There are parts of the charter law which could stand improvement, and the parts of Pataki’s proposal which create a vehicle for the funding of charter school buildings and which do not count revoked or surrendered charters against the cap are reasonable reforms of the status quo. Indeed, insofar as a charter authorizer has the authority to issue a new charter for everyone it revokes, it will provide an incentive for closing down poorly performing and dysfunctional charter schools. There are other parts of Pataki’s proposal, such as the raising of the limit on the numbers of charter statewide, which must take into account the need to hold smaller upstate school districts harmless from the often devastating effects of establishing additional charters, given their limited economies of scale. A real effort to raise the cap on charter schools would take those concerns seriously in a way that this proposal does not.

In the final analysis, the logic of this proposal seems to be one more designed to position Pataki in his bid for the Republican Party presidential nomination than to enact good educational public policy. Pataki’s decision to propose a “fix” for the part of the charter school law which is clearly “not broken,” the authority to charter schools that lies with the Regents and the SUNY Trustees, is politics at its worst, a power grab that would leave the law far worse off than it now is. The creation of multiple chartering authorities, all removed from the institutional accountability to the public which characterize the Regents and the SUNY Trustees, would introduce the crassest forms of political patronage and influence peddling into the charter school process. And the ceding of unilateral power to charter to the Chancellor and the Mayor is clearly for the purpose of undermining the collective bargaining rights and democratic voice of New York City public school teachers.
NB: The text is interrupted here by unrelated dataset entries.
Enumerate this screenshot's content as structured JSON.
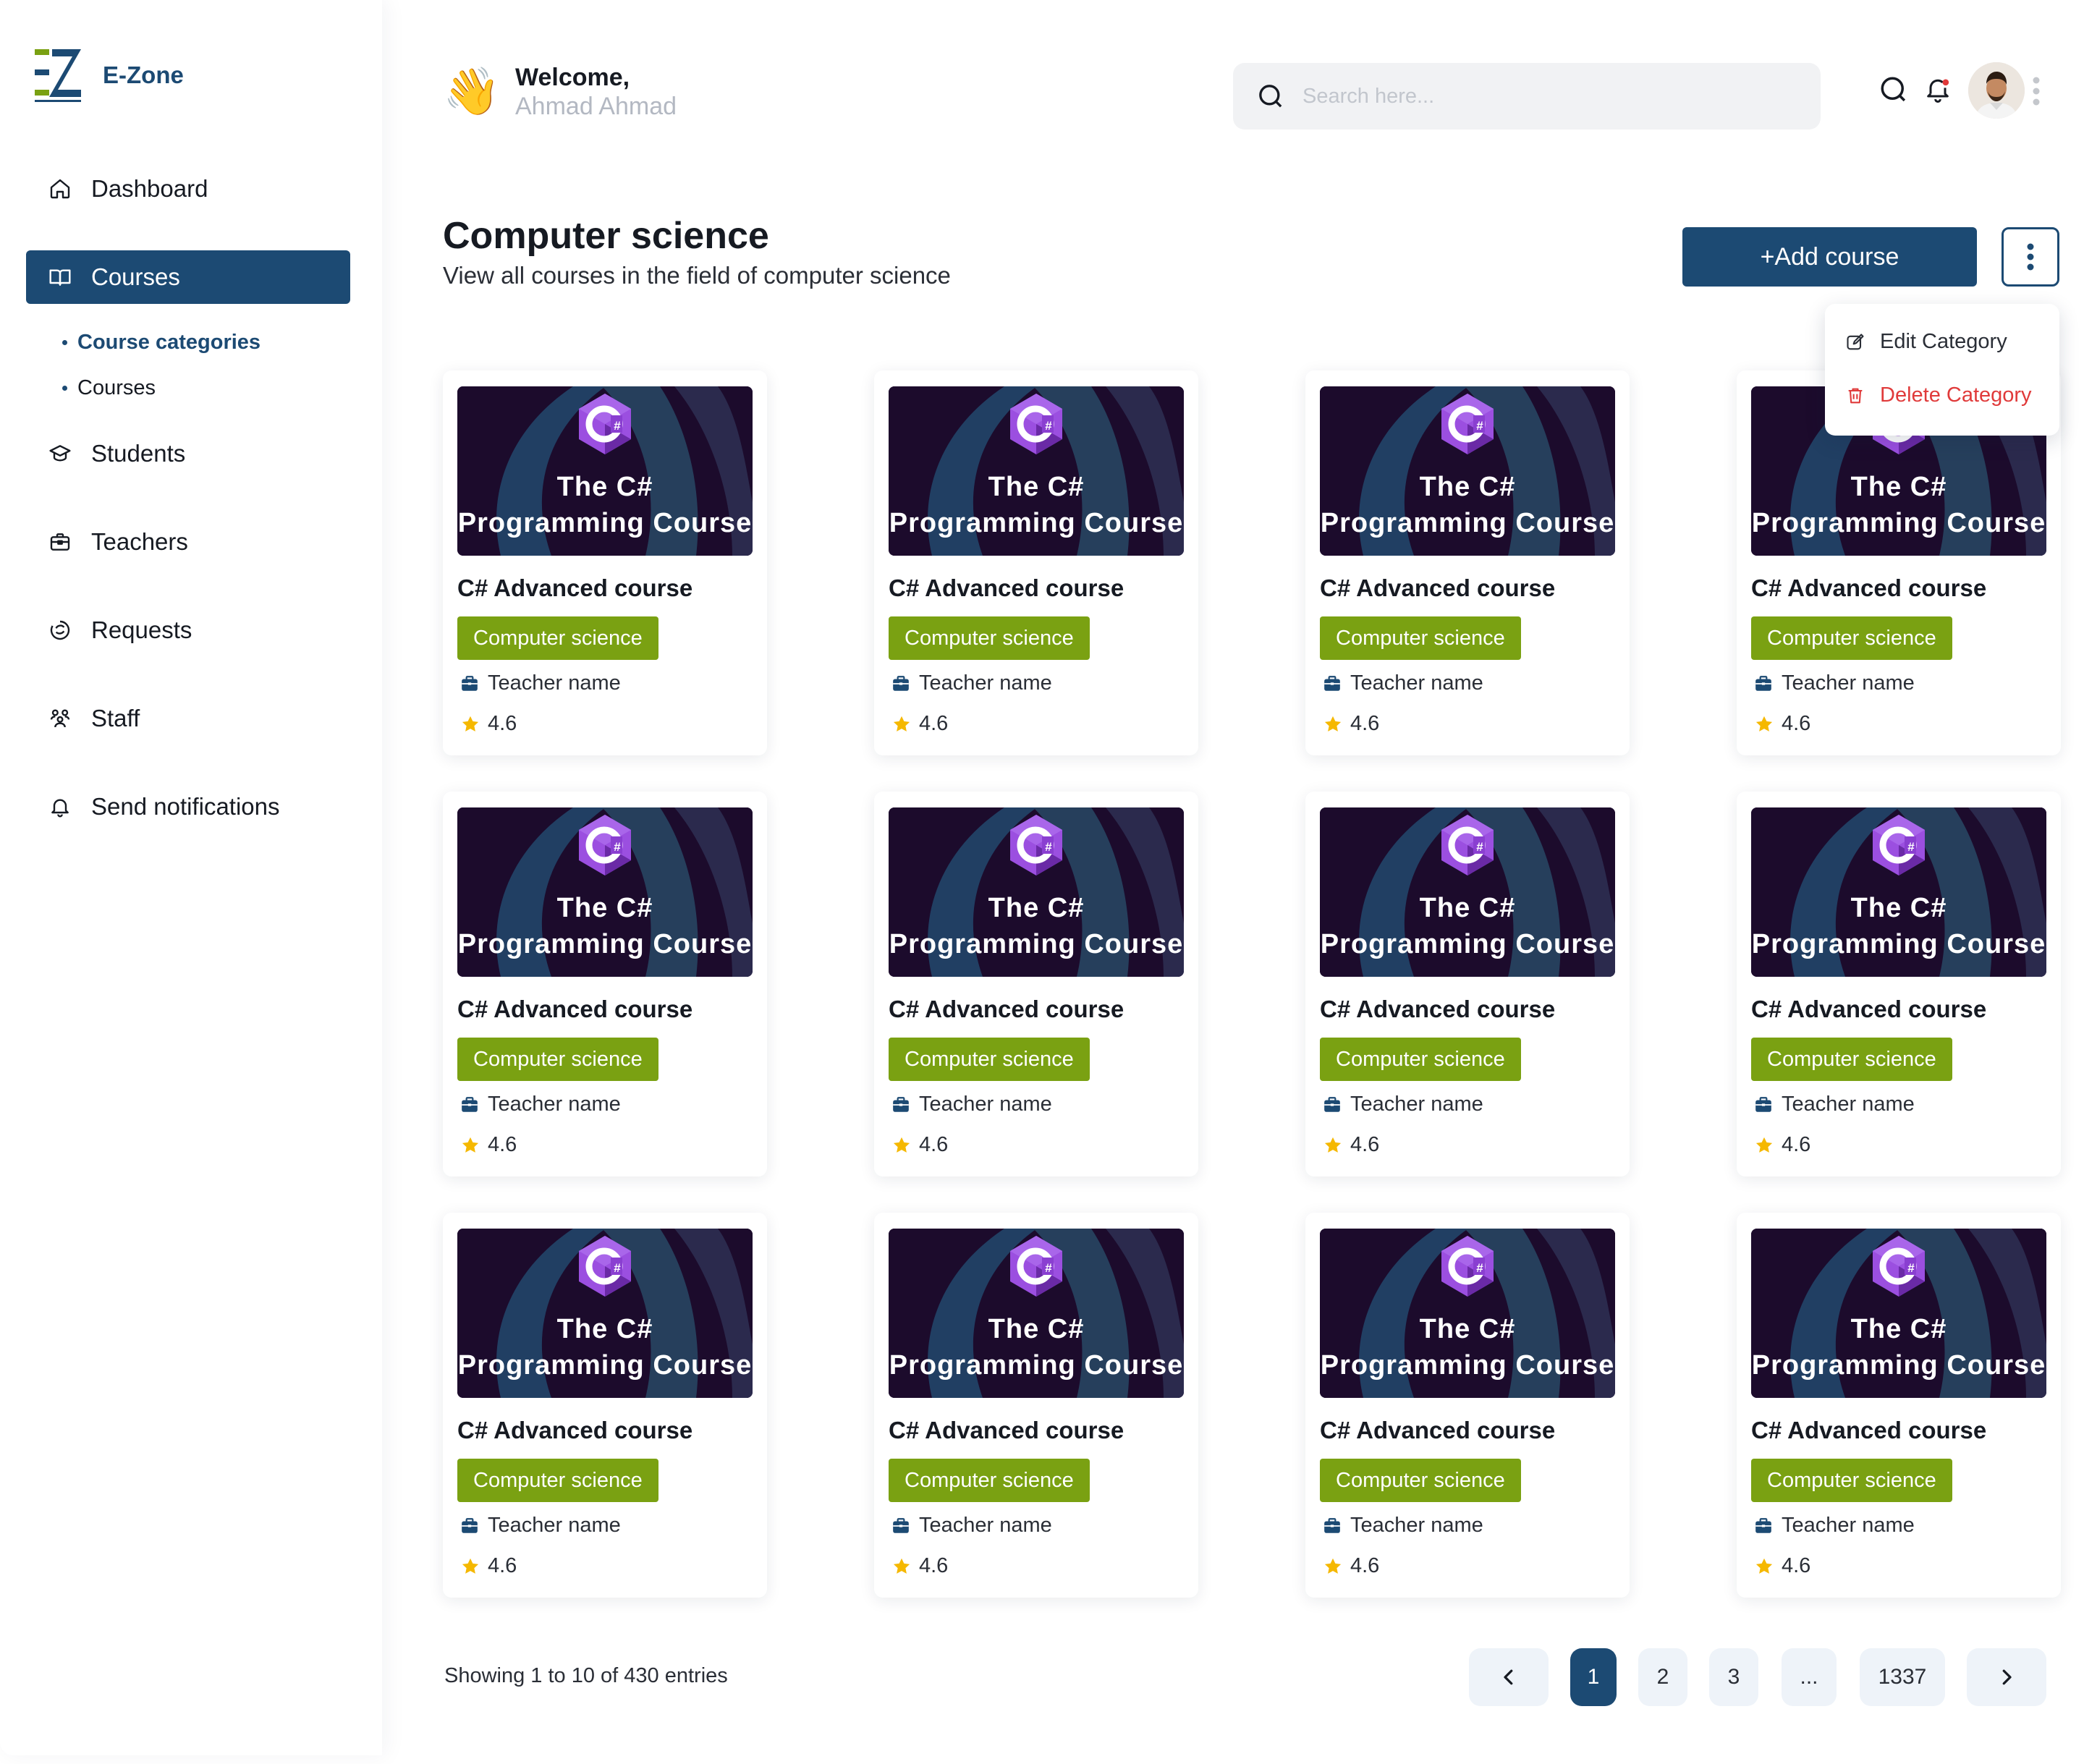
{
  "brand": {
    "name": "E-Zone",
    "logo_letters": "EZ"
  },
  "sidebar": {
    "items": [
      {
        "label": "Dashboard",
        "icon": "home-icon"
      },
      {
        "label": "Courses",
        "icon": "book-open-icon",
        "active": true
      },
      {
        "label": "Students",
        "icon": "graduation-cap-icon"
      },
      {
        "label": "Teachers",
        "icon": "briefcase-icon"
      },
      {
        "label": "Requests",
        "icon": "request-icon"
      },
      {
        "label": "Staff",
        "icon": "team-icon"
      },
      {
        "label": "Send notifications",
        "icon": "bell-icon"
      }
    ],
    "sub_items": [
      {
        "label": "Course categories",
        "active": true
      },
      {
        "label": "Courses"
      }
    ]
  },
  "header": {
    "welcome": "Welcome,",
    "user_name": "Ahmad Ahmad",
    "wave_emoji": "👋",
    "search_placeholder": "Search here..."
  },
  "page": {
    "title": "Computer science",
    "subtitle": "View all courses in the field of computer science",
    "add_button": "+Add course"
  },
  "menu": {
    "edit": "Edit Category",
    "delete": "Delete Category"
  },
  "courses": [
    {
      "thumb_line1": "The C#",
      "thumb_line2": "Programming Course",
      "title": "C# Advanced course",
      "category": "Computer science",
      "teacher": "Teacher name",
      "rating": "4.6"
    },
    {
      "thumb_line1": "The C#",
      "thumb_line2": "Programming Course",
      "title": "C# Advanced course",
      "category": "Computer science",
      "teacher": "Teacher name",
      "rating": "4.6"
    },
    {
      "thumb_line1": "The C#",
      "thumb_line2": "Programming Course",
      "title": "C# Advanced course",
      "category": "Computer science",
      "teacher": "Teacher name",
      "rating": "4.6"
    },
    {
      "thumb_line1": "The C#",
      "thumb_line2": "Programming Course",
      "title": "C# Advanced course",
      "category": "Computer science",
      "teacher": "Teacher name",
      "rating": "4.6"
    },
    {
      "thumb_line1": "The C#",
      "thumb_line2": "Programming Course",
      "title": "C# Advanced course",
      "category": "Computer science",
      "teacher": "Teacher name",
      "rating": "4.6"
    },
    {
      "thumb_line1": "The C#",
      "thumb_line2": "Programming Course",
      "title": "C# Advanced course",
      "category": "Computer science",
      "teacher": "Teacher name",
      "rating": "4.6"
    },
    {
      "thumb_line1": "The C#",
      "thumb_line2": "Programming Course",
      "title": "C# Advanced course",
      "category": "Computer science",
      "teacher": "Teacher name",
      "rating": "4.6"
    },
    {
      "thumb_line1": "The C#",
      "thumb_line2": "Programming Course",
      "title": "C# Advanced course",
      "category": "Computer science",
      "teacher": "Teacher name",
      "rating": "4.6"
    },
    {
      "thumb_line1": "The C#",
      "thumb_line2": "Programming Course",
      "title": "C# Advanced course",
      "category": "Computer science",
      "teacher": "Teacher name",
      "rating": "4.6"
    },
    {
      "thumb_line1": "The C#",
      "thumb_line2": "Programming Course",
      "title": "C# Advanced course",
      "category": "Computer science",
      "teacher": "Teacher name",
      "rating": "4.6"
    },
    {
      "thumb_line1": "The C#",
      "thumb_line2": "Programming Course",
      "title": "C# Advanced course",
      "category": "Computer science",
      "teacher": "Teacher name",
      "rating": "4.6"
    },
    {
      "thumb_line1": "The C#",
      "thumb_line2": "Programming Course",
      "title": "C# Advanced course",
      "category": "Computer science",
      "teacher": "Teacher name",
      "rating": "4.6"
    }
  ],
  "pagination": {
    "summary": "Showing 1 to 10 of 430 entries",
    "pages": [
      "1",
      "2",
      "3",
      "...",
      "1337"
    ],
    "current": "1"
  },
  "colors": {
    "primary": "#1c4a73",
    "category_tag": "#7aa112",
    "danger": "#e03a3a",
    "star": "#f5b800",
    "thumb_bg": "#1c0b2c",
    "csharp_purple": "#8a3fd1"
  }
}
Charter school advocates in New York need to consider how well served they are by hitching their wagon to the political agendas of Pataki, Bloomberg and Klein. Those agendas are melting, melting, melting.




  • 1 chteach
    · Feb 21, 2006 at 5:42 pm
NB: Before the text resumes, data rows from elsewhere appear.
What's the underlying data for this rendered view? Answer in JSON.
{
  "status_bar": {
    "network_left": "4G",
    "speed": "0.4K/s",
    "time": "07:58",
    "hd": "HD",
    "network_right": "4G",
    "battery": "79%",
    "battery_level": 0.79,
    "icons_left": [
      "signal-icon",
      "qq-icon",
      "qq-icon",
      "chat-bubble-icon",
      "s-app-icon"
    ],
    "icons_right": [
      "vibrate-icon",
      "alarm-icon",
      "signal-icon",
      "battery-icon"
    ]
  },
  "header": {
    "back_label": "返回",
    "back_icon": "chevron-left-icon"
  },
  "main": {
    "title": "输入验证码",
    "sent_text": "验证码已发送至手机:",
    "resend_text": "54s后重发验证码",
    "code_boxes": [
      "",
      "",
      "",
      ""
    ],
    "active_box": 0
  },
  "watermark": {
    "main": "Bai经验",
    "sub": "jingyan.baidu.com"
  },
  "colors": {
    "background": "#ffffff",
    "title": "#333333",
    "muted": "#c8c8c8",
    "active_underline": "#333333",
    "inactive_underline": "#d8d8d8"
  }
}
    Does anyone know if the UFT has ever organized a charter school after it has opened without a union? I teach in a charter school and love many aspects of the school. I do not enjoy being used as a tool to disparage teachers in traditional public schools. I left the DOE b/c I was disheartened by its heavyhandedness,not b/c I hate the UFT.

    We are approaching a tipping point in the popularity of charters.
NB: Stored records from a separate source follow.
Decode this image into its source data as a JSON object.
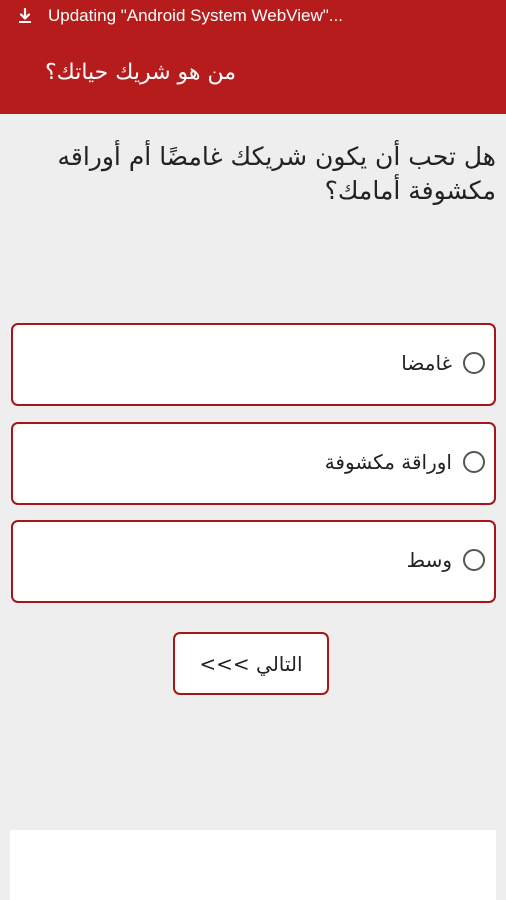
{
  "status_bar": {
    "text": "Updating \"Android System WebView\"...",
    "icon": "download-icon"
  },
  "app_bar": {
    "title": "من هو شريك حياتك؟"
  },
  "question": {
    "text": "هل تحب أن يكون شريكك غامضًا أم أوراقه مكشوفة أمامك؟"
  },
  "options": [
    {
      "label": "غامضا",
      "selected": false
    },
    {
      "label": "اوراقة مكشوفة",
      "selected": false
    },
    {
      "label": "وسط",
      "selected": false
    }
  ],
  "next_button": {
    "label": "التالي >>>"
  },
  "colors": {
    "primary": "#b71c1c",
    "border": "#a4161a",
    "background": "#eeeeee"
  }
}
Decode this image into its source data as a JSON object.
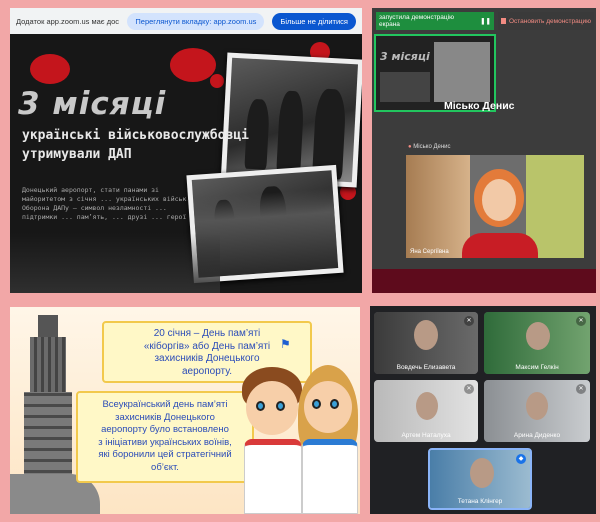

    What can be done to ensure a fair debate?

  • 2 Leo Casey
    · Feb 22, 2006 at 5:22 pm

    Dear CHTeacher:

    There are a number of charter schools in New York that the UFT and NYSUT organized which started without union representation. They are only a hnadful at this point.

    Part of the reason why we are insisting for card sheck is our experience in that organizing. We organized one school here in NYC, and by the next September all of the teachers who had led that organizing drive were gone.

  • 3 Chaz
    · Feb 22, 2006 at 8:18 pm


    Maybe Randi should be proactive (godforbid!)and publicly state she is against charter schools. They only steal money from the public schools. Further, she should insist that the all public schools should have the rights that charter schools have.

    1. The right to screen students.

    2. The right to throw out discipline

    3. The right to hold parents
    accountable for their students.

    4. The right of teachers to teach
    and not be micromanaged.

    If Randi was really serious about improving the city schools she should stop pushing charter schools and start improving the environment in the public school classroom. I am not holding my breath based upon Randi’s performance to date.